[INSTRUCTIONS TO FOLLOW]
Every record should be written out exactly, with the pictures left out.

[Items from an interface collection]
----------------------------------------
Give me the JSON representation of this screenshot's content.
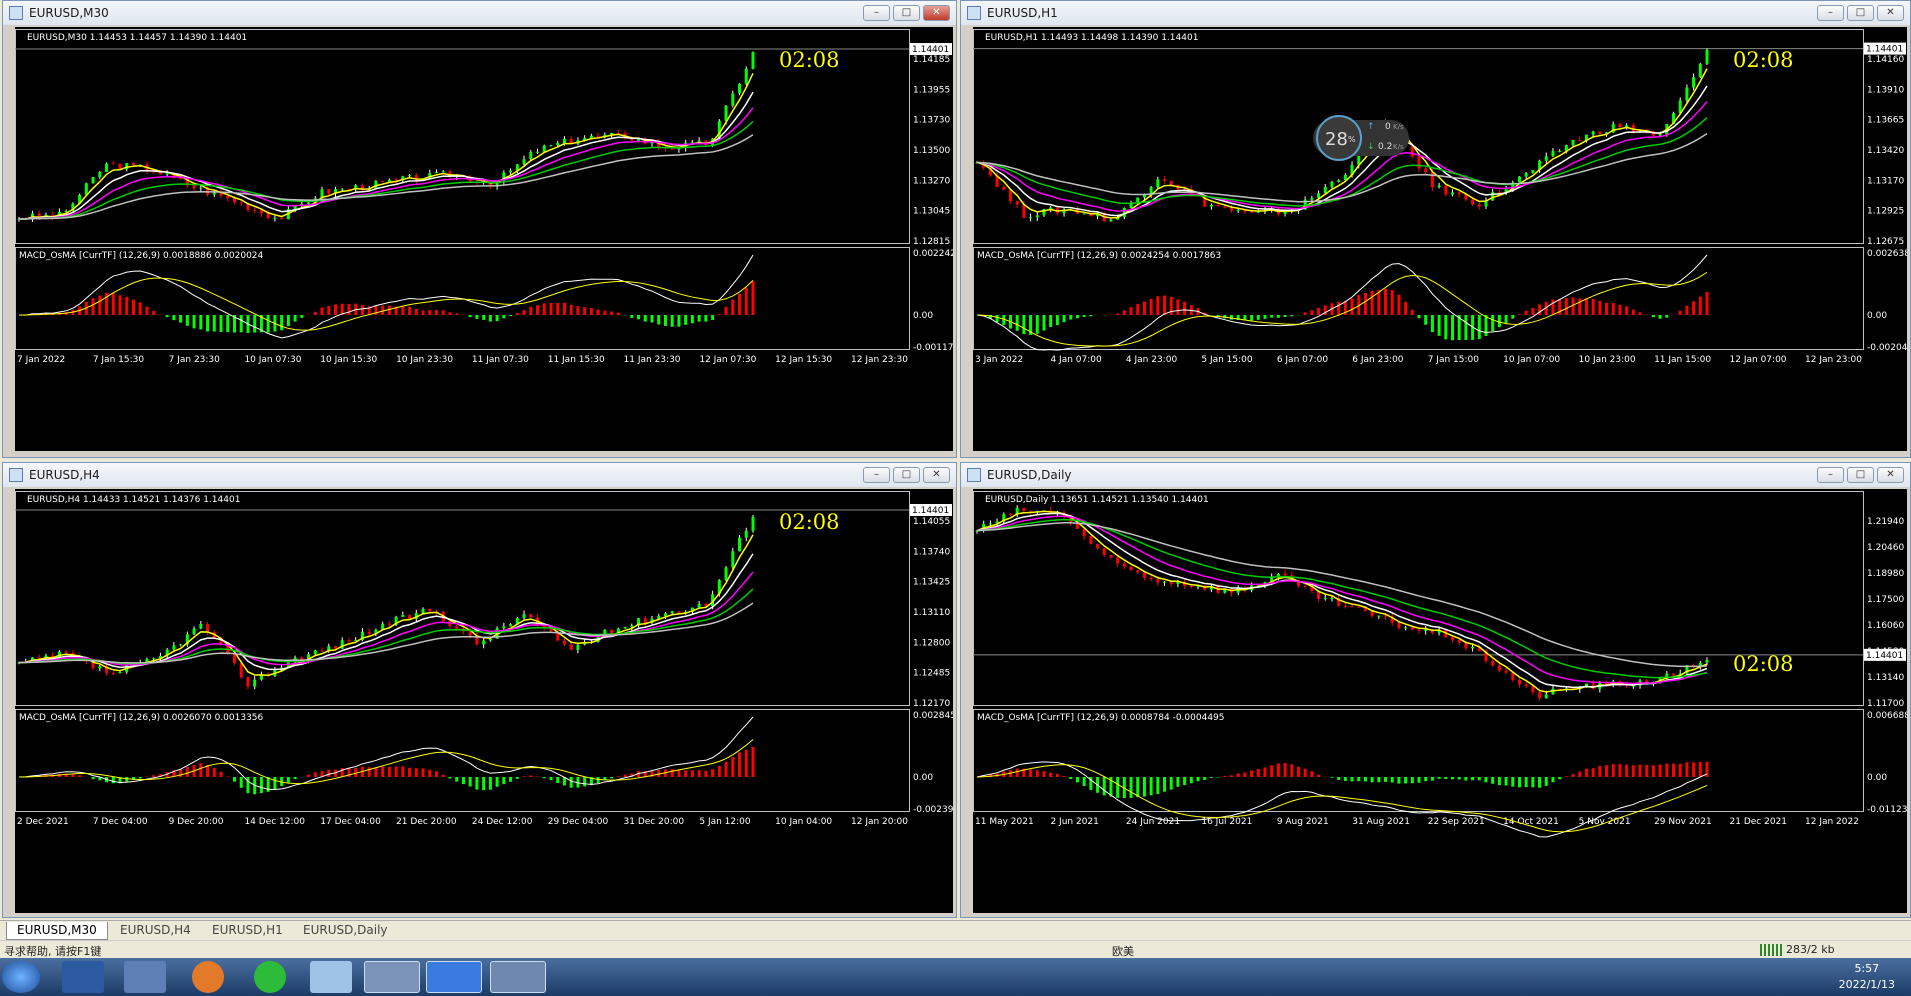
{
  "timer": "02:08",
  "windows": [
    {
      "title": "EURUSD,M30",
      "info": "EURUSD,M30  1.14453 1.14457 1.14390 1.14401",
      "price_tag": "1.14401",
      "yticks": [
        "1.14185",
        "1.13955",
        "1.13730",
        "1.13500",
        "1.13270",
        "1.13045",
        "1.12815"
      ],
      "macd_label": "MACD_OsMA [CurrTF] (12,26,9) 0.0018886 0.0020024",
      "macd_ticks": [
        "0.0022428",
        "0.00",
        "-0.001175"
      ],
      "xticks": [
        "7 Jan 2022",
        "7 Jan 15:30",
        "7 Jan 23:30",
        "10 Jan 07:30",
        "10 Jan 15:30",
        "10 Jan 23:30",
        "11 Jan 07:30",
        "11 Jan 15:30",
        "11 Jan 23:30",
        "12 Jan 07:30",
        "12 Jan 15:30",
        "12 Jan 23:30"
      ]
    },
    {
      "title": "EURUSD,H1",
      "info": "EURUSD,H1  1.14493 1.14498 1.14390 1.14401",
      "price_tag": "1.14401",
      "yticks": [
        "1.14160",
        "1.13910",
        "1.13665",
        "1.13420",
        "1.13170",
        "1.12925",
        "1.12675"
      ],
      "macd_label": "MACD_OsMA [CurrTF] (12,26,9) 0.0024254 0.0017863",
      "macd_ticks": [
        "0.0026385",
        "0.00",
        "-0.002047"
      ],
      "xticks": [
        "3 Jan 2022",
        "4 Jan 07:00",
        "4 Jan 23:00",
        "5 Jan 15:00",
        "6 Jan 07:00",
        "6 Jan 23:00",
        "7 Jan 15:00",
        "10 Jan 07:00",
        "10 Jan 23:00",
        "11 Jan 15:00",
        "12 Jan 07:00",
        "12 Jan 23:00"
      ]
    },
    {
      "title": "EURUSD,H4",
      "info": "EURUSD,H4  1.14433 1.14521 1.14376 1.14401",
      "price_tag": "1.14401",
      "yticks": [
        "1.14055",
        "1.13740",
        "1.13425",
        "1.13110",
        "1.12800",
        "1.12485",
        "1.12170"
      ],
      "macd_label": "MACD_OsMA [CurrTF] (12,26,9) 0.0026070 0.0013356",
      "macd_ticks": [
        "0.0028454",
        "0.00",
        "-0.002399"
      ],
      "xticks": [
        "2 Dec 2021",
        "7 Dec 04:00",
        "9 Dec 20:00",
        "14 Dec 12:00",
        "17 Dec 04:00",
        "21 Dec 20:00",
        "24 Dec 12:00",
        "29 Dec 04:00",
        "31 Dec 20:00",
        "5 Jan 12:00",
        "10 Jan 04:00",
        "12 Jan 20:00"
      ]
    },
    {
      "title": "EURUSD,Daily",
      "info": "EURUSD,Daily  1.13651 1.14521 1.13540 1.14401",
      "price_tag": "1.14401",
      "yticks": [
        "1.21940",
        "1.20460",
        "1.18980",
        "1.17500",
        "1.16060",
        "1.14580",
        "1.13140",
        "1.11700"
      ],
      "macd_label": "MACD_OsMA [CurrTF] (12,26,9) 0.0008784 -0.0004495",
      "macd_ticks": [
        "0.0066888",
        "0.00",
        "-0.011232"
      ],
      "xticks": [
        "11 May 2021",
        "2 Jun 2021",
        "24 Jun 2021",
        "16 Jul 2021",
        "9 Aug 2021",
        "31 Aug 2021",
        "22 Sep 2021",
        "14 Oct 2021",
        "5 Nov 2021",
        "29 Nov 2021",
        "21 Dec 2021",
        "12 Jan 2022"
      ]
    }
  ],
  "chart_data": [
    {
      "type": "line",
      "title": "EURUSD,M30",
      "series": [
        {
          "values": [
            1.1304,
            1.1306,
            1.1348,
            1.1345,
            1.133,
            1.1318,
            1.1303,
            1.1325,
            1.133,
            1.1336,
            1.134,
            1.1332,
            1.136,
            1.137,
            1.1372,
            1.1362,
            1.1366,
            1.144
          ]
        }
      ]
    },
    {
      "type": "line",
      "title": "EURUSD,H1",
      "series": [
        {
          "values": [
            1.1345,
            1.1295,
            1.13,
            1.129,
            1.133,
            1.1305,
            1.1295,
            1.13,
            1.133,
            1.138,
            1.132,
            1.1305,
            1.133,
            1.136,
            1.1375,
            1.1365,
            1.144
          ]
        }
      ]
    },
    {
      "type": "line",
      "title": "EURUSD,H4",
      "series": [
        {
          "values": [
            1.129,
            1.13,
            1.128,
            1.1295,
            1.133,
            1.127,
            1.1295,
            1.131,
            1.133,
            1.1345,
            1.131,
            1.134,
            1.1305,
            1.1325,
            1.134,
            1.135,
            1.144
          ]
        }
      ]
    },
    {
      "type": "line",
      "title": "EURUSD,Daily",
      "series": [
        {
          "values": [
            1.21,
            1.22,
            1.218,
            1.195,
            1.185,
            1.182,
            1.178,
            1.187,
            1.175,
            1.168,
            1.16,
            1.156,
            1.142,
            1.125,
            1.13,
            1.131,
            1.134,
            1.144
          ]
        }
      ]
    }
  ],
  "overlay": {
    "percent": "28",
    "pct_sign": "%",
    "up": "0",
    "down": "0.2",
    "unit": "K/s"
  },
  "tabs": [
    "EURUSD,M30",
    "EURUSD,H4",
    "EURUSD,H1",
    "EURUSD,Daily"
  ],
  "status": {
    "help": "寻求帮助, 请按F1键",
    "profile": "欧美",
    "traffic": "283/2 kb"
  },
  "clock": {
    "time": "5:57",
    "date": "2022/1/13"
  },
  "icons": [
    "start-orb-icon",
    "desktop-icon",
    "app-icon",
    "browser-icon",
    "wechat-icon",
    "notepad-icon",
    "mt4-icon",
    "feather-icon",
    "paint-icon"
  ]
}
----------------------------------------
[REPLY TO THE TASK]
Give me the JSON representation of this screenshot's content.
{
  "timer": "02:08",
  "windows": [
    {
      "title": "EURUSD,M30",
      "info": "EURUSD,M30  1.14453 1.14457 1.14390 1.14401",
      "price_tag": "1.14401",
      "yticks": [
        "1.14185",
        "1.13955",
        "1.13730",
        "1.13500",
        "1.13270",
        "1.13045",
        "1.12815"
      ],
      "macd_label": "MACD_OsMA [CurrTF] (12,26,9) 0.0018886 0.0020024",
      "macd_ticks": [
        "0.0022428",
        "0.00",
        "-0.001175"
      ],
      "xticks": [
        "7 Jan 2022",
        "7 Jan 15:30",
        "7 Jan 23:30",
        "10 Jan 07:30",
        "10 Jan 15:30",
        "10 Jan 23:30",
        "11 Jan 07:30",
        "11 Jan 15:30",
        "11 Jan 23:30",
        "12 Jan 07:30",
        "12 Jan 15:30",
        "12 Jan 23:30"
      ]
    },
    {
      "title": "EURUSD,H1",
      "info": "EURUSD,H1  1.14493 1.14498 1.14390 1.14401",
      "price_tag": "1.14401",
      "yticks": [
        "1.14160",
        "1.13910",
        "1.13665",
        "1.13420",
        "1.13170",
        "1.12925",
        "1.12675"
      ],
      "macd_label": "MACD_OsMA [CurrTF] (12,26,9) 0.0024254 0.0017863",
      "macd_ticks": [
        "0.0026385",
        "0.00",
        "-0.002047"
      ],
      "xticks": [
        "3 Jan 2022",
        "4 Jan 07:00",
        "4 Jan 23:00",
        "5 Jan 15:00",
        "6 Jan 07:00",
        "6 Jan 23:00",
        "7 Jan 15:00",
        "10 Jan 07:00",
        "10 Jan 23:00",
        "11 Jan 15:00",
        "12 Jan 07:00",
        "12 Jan 23:00"
      ]
    },
    {
      "title": "EURUSD,H4",
      "info": "EURUSD,H4  1.14433 1.14521 1.14376 1.14401",
      "price_tag": "1.14401",
      "yticks": [
        "1.14055",
        "1.13740",
        "1.13425",
        "1.13110",
        "1.12800",
        "1.12485",
        "1.12170"
      ],
      "macd_label": "MACD_OsMA [CurrTF] (12,26,9) 0.0026070 0.0013356",
      "macd_ticks": [
        "0.0028454",
        "0.00",
        "-0.002399"
      ],
      "xticks": [
        "2 Dec 2021",
        "7 Dec 04:00",
        "9 Dec 20:00",
        "14 Dec 12:00",
        "17 Dec 04:00",
        "21 Dec 20:00",
        "24 Dec 12:00",
        "29 Dec 04:00",
        "31 Dec 20:00",
        "5 Jan 12:00",
        "10 Jan 04:00",
        "12 Jan 20:00"
      ]
    },
    {
      "title": "EURUSD,Daily",
      "info": "EURUSD,Daily  1.13651 1.14521 1.13540 1.14401",
      "price_tag": "1.14401",
      "yticks": [
        "1.21940",
        "1.20460",
        "1.18980",
        "1.17500",
        "1.16060",
        "1.14580",
        "1.13140",
        "1.11700"
      ],
      "macd_label": "MACD_OsMA [CurrTF] (12,26,9) 0.0008784 -0.0004495",
      "macd_ticks": [
        "0.0066888",
        "0.00",
        "-0.011232"
      ],
      "xticks": [
        "11 May 2021",
        "2 Jun 2021",
        "24 Jun 2021",
        "16 Jul 2021",
        "9 Aug 2021",
        "31 Aug 2021",
        "22 Sep 2021",
        "14 Oct 2021",
        "5 Nov 2021",
        "29 Nov 2021",
        "21 Dec 2021",
        "12 Jan 2022"
      ]
    }
  ],
  "chart_data": [
    {
      "type": "line",
      "title": "EURUSD,M30",
      "series": [
        {
          "values": [
            1.1304,
            1.1306,
            1.1348,
            1.1345,
            1.133,
            1.1318,
            1.1303,
            1.1325,
            1.133,
            1.1336,
            1.134,
            1.1332,
            1.136,
            1.137,
            1.1372,
            1.1362,
            1.1366,
            1.144
          ]
        }
      ]
    },
    {
      "type": "line",
      "title": "EURUSD,H1",
      "series": [
        {
          "values": [
            1.1345,
            1.1295,
            1.13,
            1.129,
            1.133,
            1.1305,
            1.1295,
            1.13,
            1.133,
            1.138,
            1.132,
            1.1305,
            1.133,
            1.136,
            1.1375,
            1.1365,
            1.144
          ]
        }
      ]
    },
    {
      "type": "line",
      "title": "EURUSD,H4",
      "series": [
        {
          "values": [
            1.129,
            1.13,
            1.128,
            1.1295,
            1.133,
            1.127,
            1.1295,
            1.131,
            1.133,
            1.1345,
            1.131,
            1.134,
            1.1305,
            1.1325,
            1.134,
            1.135,
            1.144
          ]
        }
      ]
    },
    {
      "type": "line",
      "title": "EURUSD,Daily",
      "series": [
        {
          "values": [
            1.21,
            1.22,
            1.218,
            1.195,
            1.185,
            1.182,
            1.178,
            1.187,
            1.175,
            1.168,
            1.16,
            1.156,
            1.142,
            1.125,
            1.13,
            1.131,
            1.134,
            1.144
          ]
        }
      ]
    }
  ],
  "overlay": {
    "percent": "28",
    "pct_sign": "%",
    "up": "0",
    "down": "0.2",
    "unit": "K/s"
  },
  "tabs": [
    "EURUSD,M30",
    "EURUSD,H4",
    "EURUSD,H1",
    "EURUSD,Daily"
  ],
  "status": {
    "help": "寻求帮助, 请按F1键",
    "profile": "欧美",
    "traffic": "283/2 kb"
  },
  "clock": {
    "time": "5:57",
    "date": "2022/1/13"
  },
  "icons": [
    "start-orb-icon",
    "desktop-icon",
    "app-icon",
    "browser-icon",
    "wechat-icon",
    "notepad-icon",
    "mt4-icon",
    "feather-icon",
    "paint-icon"
  ]
}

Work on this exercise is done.